▶ [Your goal]
List each line of the data in which the string "user" appears.

▶ [Data shown]

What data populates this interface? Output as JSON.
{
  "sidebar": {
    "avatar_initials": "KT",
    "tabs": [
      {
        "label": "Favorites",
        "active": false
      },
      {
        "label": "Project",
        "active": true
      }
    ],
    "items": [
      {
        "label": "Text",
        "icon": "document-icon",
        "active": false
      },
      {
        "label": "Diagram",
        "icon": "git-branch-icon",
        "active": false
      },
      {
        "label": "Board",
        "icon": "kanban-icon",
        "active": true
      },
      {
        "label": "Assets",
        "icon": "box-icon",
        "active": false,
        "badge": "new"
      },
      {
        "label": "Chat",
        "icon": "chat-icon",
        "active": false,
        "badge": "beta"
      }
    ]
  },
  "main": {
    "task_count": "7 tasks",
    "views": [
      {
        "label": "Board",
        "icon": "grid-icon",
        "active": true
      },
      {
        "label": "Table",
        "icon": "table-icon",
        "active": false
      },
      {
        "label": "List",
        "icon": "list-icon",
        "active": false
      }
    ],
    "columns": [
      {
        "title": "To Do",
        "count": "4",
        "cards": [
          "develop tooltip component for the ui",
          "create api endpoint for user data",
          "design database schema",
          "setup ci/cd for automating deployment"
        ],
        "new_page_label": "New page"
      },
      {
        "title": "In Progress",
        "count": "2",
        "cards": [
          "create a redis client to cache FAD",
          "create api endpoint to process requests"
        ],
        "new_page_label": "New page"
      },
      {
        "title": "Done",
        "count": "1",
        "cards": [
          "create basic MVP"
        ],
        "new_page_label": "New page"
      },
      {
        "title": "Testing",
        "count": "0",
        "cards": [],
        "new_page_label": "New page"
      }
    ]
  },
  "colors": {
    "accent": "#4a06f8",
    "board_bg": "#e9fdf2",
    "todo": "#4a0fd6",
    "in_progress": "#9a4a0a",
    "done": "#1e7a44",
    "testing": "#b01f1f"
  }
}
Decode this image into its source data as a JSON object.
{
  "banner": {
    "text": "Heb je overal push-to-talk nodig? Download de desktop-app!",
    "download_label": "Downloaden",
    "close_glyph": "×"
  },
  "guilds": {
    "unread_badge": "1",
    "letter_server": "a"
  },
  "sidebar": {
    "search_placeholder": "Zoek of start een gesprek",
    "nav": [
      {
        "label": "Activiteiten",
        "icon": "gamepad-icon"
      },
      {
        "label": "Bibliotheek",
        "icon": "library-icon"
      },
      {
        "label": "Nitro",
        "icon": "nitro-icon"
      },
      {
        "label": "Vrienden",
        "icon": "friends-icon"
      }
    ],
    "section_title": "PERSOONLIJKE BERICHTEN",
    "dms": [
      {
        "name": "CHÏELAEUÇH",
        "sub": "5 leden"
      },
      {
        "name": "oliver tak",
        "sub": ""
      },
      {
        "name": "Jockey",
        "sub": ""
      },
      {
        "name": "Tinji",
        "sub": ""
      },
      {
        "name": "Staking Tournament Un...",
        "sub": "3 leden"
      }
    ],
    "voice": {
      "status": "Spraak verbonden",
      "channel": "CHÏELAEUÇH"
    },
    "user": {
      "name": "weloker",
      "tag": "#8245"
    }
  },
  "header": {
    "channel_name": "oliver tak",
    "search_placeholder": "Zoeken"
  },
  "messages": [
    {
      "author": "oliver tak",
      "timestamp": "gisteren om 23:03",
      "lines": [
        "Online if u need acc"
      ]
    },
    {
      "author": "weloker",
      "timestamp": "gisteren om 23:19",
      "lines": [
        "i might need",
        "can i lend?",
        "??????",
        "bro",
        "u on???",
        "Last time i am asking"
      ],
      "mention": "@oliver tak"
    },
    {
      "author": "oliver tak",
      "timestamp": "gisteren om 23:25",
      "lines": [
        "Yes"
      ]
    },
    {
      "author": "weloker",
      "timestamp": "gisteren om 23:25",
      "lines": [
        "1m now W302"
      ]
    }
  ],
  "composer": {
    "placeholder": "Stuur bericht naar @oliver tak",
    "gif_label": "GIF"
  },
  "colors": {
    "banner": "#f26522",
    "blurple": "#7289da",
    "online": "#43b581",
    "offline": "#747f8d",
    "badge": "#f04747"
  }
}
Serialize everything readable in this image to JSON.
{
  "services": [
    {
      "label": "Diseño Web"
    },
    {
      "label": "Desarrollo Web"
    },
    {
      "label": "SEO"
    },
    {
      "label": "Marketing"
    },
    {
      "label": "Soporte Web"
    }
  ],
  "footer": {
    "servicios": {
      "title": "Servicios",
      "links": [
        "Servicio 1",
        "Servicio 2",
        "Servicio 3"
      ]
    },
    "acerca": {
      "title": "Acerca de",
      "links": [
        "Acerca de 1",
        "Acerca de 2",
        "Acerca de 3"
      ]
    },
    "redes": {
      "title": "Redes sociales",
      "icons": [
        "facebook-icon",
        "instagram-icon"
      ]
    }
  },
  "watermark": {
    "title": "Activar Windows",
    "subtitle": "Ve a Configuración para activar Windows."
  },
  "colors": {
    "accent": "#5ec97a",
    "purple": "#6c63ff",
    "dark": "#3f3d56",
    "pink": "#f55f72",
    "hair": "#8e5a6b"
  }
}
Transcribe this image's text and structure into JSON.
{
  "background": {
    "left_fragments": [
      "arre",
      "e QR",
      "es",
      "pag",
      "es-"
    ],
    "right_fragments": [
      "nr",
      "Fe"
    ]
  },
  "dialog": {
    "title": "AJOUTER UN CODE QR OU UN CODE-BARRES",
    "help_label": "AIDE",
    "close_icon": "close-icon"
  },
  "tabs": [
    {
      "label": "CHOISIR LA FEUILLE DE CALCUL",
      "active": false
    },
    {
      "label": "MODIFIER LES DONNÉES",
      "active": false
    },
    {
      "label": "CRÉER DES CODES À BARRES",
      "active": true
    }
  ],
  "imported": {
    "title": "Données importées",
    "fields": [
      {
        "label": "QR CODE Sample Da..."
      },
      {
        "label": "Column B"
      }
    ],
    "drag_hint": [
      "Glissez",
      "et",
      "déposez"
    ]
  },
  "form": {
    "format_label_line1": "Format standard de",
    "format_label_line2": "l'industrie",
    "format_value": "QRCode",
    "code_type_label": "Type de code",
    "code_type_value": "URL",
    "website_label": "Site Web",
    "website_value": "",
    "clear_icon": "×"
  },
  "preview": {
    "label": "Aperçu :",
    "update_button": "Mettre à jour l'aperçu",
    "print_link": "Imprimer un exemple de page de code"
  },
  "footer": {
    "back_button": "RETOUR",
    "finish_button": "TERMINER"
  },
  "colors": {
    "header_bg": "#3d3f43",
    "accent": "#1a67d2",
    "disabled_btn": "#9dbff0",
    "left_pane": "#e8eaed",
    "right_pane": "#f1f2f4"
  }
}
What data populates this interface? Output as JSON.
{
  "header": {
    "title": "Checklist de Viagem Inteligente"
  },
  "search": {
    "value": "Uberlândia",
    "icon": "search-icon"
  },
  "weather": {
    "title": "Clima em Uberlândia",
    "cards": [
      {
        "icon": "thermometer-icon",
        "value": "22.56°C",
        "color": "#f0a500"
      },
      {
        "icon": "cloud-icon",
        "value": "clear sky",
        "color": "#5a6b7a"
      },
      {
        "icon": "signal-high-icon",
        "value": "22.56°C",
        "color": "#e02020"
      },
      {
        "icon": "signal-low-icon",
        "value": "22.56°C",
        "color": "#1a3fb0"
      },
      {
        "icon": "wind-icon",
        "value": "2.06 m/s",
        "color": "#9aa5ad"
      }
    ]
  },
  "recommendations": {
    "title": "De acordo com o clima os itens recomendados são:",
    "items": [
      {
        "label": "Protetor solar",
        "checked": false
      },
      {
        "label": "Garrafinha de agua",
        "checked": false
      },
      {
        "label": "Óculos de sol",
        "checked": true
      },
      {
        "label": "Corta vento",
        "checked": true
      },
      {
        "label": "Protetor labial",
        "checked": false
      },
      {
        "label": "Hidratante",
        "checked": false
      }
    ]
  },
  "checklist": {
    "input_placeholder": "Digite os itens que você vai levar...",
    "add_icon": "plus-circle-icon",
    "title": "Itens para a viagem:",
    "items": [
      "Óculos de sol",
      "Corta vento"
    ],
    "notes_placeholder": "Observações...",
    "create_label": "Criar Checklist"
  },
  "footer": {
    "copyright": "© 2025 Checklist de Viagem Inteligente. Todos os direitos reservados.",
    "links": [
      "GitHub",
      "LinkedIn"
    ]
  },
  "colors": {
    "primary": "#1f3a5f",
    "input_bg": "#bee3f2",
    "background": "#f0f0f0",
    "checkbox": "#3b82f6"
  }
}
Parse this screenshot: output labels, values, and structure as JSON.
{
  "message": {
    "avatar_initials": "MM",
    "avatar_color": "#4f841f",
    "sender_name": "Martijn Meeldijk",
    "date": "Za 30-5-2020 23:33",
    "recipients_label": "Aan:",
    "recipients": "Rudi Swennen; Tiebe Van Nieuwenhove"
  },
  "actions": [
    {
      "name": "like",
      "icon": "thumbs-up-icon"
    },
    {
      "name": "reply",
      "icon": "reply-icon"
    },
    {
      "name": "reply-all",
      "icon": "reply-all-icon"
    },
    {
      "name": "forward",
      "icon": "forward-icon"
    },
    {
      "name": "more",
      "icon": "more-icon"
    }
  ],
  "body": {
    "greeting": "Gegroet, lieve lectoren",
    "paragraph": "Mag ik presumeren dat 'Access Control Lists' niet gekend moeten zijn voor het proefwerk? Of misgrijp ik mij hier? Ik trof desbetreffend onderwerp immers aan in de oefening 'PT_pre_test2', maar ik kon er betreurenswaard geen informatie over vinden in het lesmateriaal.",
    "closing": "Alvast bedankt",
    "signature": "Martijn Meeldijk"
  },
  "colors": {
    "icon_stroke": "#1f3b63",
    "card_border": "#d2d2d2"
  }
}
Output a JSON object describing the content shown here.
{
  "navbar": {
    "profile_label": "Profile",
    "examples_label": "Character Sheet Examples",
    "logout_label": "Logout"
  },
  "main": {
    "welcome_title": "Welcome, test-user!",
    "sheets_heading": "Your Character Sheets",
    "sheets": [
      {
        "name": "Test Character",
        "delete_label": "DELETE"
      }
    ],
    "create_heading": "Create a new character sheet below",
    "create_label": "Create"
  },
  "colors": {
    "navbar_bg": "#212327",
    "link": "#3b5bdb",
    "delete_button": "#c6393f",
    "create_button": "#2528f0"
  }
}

▶ [Reply to the task]
          "create api endpoint for user data",
    "user": {
    "welcome_title": "Welcome, test-user!",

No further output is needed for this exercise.